No similar deflection imperils Coe, whose meanings register with all the subtlety of a punch in the stomach. As rendered by her, rich men are beasts, cops are murderers, and butchers earn their name. She frankly traces her animus to a harrowing childhood, lived within earshot of a pig abattoir where, as she wrote in her book “Dead Meat” (1996), “slaughtering started at 4 a.m.” Her early friends included “radical lesbians who joined the marines, professional car thieves, drug addicts who died, a rock star, and one shorthand typist.” (She is a crackerjack writer.) A scholarship to the Chelsea School of Art, in London, when she was seventeen, delivered her from what she had assumed would be a working-class life. She studied illustration and, after moving to New York, in 1972, became a regular contributor to publications including the Times. The St. Etienne brochure aptly lists, as formative influences on her, “Daumier, Dix, Goya, Grosz and, of course, Kollwitz.” Debts to them all are apparent in her art, but only Otto Dix’s work really anticipates its ferocity.
Packed but expertly rhythmic compositions, usually in black and white and occasionally inflected with blood red, detail human and animal bodies in action, in extremis, or dead. Jet planes throng a sky above gas-masked troops. “How to Commit Suicide in South Africa” (1983) details an apartheid atrocity. An uncanny skill at modelling flesh in receding depth produces odd flashes of beauty seemingly against Coe’s will. (Maybe she didn’t notice them.) None of her human subjects are more poignant than her animals being subjected to slaughterhouse procedures. She makes it painful, and inescapable, to meet their innocent eyes. Her veganism is extreme, attuned to a plea for “economic, gender and species equality.” You needn’t share Coe’s opinions to be moved by her art. I have grown used to a peculiar vertigo that it induces: tumbled into empathy with views that are alien to my own.
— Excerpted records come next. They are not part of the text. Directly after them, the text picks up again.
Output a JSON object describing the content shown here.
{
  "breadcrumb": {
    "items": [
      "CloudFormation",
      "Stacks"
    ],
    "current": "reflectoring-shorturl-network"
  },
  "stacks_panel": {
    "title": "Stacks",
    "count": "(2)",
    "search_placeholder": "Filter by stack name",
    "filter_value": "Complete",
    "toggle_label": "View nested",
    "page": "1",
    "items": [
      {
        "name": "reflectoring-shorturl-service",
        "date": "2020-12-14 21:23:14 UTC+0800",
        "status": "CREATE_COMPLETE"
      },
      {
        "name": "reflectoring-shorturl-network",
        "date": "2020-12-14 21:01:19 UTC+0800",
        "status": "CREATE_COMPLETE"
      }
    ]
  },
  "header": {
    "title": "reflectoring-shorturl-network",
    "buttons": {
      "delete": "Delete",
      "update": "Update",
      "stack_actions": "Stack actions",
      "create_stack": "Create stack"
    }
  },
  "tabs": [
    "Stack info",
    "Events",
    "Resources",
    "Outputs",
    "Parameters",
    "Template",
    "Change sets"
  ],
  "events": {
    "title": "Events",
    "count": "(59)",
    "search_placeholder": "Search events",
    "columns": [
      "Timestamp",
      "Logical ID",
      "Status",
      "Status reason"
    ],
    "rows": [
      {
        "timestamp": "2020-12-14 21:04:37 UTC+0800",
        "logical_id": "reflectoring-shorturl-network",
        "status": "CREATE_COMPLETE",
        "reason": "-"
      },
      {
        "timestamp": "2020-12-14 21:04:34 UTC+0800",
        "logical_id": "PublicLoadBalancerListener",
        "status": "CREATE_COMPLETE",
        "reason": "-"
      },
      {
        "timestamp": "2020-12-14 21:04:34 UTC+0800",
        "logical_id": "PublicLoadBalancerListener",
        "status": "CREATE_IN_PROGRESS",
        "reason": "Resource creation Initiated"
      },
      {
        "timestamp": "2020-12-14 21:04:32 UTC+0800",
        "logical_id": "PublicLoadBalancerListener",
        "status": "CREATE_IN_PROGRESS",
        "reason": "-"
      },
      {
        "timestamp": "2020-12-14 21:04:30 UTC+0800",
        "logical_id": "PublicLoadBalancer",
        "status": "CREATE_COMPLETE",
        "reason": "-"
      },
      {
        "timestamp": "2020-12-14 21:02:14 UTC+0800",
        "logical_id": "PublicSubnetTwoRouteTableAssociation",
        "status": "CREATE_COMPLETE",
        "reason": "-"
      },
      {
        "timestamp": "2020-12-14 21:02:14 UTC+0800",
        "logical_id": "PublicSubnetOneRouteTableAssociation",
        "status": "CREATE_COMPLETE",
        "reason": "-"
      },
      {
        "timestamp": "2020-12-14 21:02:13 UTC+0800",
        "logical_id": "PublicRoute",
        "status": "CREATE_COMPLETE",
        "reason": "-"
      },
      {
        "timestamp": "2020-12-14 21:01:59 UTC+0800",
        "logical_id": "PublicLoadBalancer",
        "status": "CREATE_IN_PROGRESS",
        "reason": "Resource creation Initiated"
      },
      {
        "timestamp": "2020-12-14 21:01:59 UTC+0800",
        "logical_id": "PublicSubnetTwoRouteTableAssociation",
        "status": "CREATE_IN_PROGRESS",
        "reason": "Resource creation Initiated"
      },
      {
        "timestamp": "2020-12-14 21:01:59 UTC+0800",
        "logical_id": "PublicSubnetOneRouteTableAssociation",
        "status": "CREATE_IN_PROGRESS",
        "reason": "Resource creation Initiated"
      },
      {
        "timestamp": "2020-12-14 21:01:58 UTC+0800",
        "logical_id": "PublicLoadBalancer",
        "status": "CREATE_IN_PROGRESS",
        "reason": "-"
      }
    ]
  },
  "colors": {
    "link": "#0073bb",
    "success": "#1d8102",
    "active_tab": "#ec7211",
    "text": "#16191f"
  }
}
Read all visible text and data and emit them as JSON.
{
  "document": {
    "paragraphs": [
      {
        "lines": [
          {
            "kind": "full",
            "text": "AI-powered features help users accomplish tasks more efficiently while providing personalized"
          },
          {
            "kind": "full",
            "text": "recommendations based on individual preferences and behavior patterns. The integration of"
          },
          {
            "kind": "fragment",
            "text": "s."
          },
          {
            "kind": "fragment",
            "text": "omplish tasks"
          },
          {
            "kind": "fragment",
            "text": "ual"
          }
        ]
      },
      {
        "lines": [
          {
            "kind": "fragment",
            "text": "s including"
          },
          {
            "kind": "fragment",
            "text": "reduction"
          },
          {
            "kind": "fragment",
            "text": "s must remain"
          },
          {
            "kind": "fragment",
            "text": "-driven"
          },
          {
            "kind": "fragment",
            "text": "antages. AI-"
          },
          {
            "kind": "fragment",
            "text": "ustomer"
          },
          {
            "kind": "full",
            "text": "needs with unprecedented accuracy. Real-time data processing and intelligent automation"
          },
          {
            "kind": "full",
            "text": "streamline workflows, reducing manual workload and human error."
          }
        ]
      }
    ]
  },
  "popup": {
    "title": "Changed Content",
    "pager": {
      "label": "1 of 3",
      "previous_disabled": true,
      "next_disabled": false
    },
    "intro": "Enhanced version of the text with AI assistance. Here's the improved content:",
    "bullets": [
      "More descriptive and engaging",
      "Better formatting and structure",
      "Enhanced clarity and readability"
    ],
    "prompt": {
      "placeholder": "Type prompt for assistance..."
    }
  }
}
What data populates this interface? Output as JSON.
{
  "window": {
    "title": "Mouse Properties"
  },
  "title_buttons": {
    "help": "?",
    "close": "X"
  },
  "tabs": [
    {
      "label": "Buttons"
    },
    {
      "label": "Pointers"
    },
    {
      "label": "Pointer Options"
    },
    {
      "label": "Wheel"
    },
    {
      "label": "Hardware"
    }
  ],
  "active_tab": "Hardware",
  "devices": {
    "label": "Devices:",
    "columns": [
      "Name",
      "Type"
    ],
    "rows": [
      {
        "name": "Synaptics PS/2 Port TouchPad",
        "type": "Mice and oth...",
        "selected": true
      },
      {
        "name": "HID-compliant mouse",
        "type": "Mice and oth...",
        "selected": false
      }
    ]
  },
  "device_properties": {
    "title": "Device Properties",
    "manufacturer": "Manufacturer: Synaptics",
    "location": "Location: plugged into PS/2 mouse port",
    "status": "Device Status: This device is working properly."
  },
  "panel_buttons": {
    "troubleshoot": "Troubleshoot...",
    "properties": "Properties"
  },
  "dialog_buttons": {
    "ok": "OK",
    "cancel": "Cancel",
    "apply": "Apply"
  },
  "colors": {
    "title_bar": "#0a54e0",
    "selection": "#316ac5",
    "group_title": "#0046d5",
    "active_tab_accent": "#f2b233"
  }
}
The bracketing of Kollwitz and Coe is a curatorial coup, generating a force field, in thought, of possibilities for expressiveness at one with conscience. It’s a gruelling ambition. The moral and the aesthetic are fundamentally opposed mental exercises—as Balthus demonstrates, and exploits, with cynical panache. Only Goya comes to mind as an artist successful at seamlessly blending the two, with an effect as frightening as unfriendly laughter in the dark. Exceedingly few able artists in any generation will brave the loneliness and the scant rewards of such commitment. Those who do deserve not only respect but exceptional honor. ♦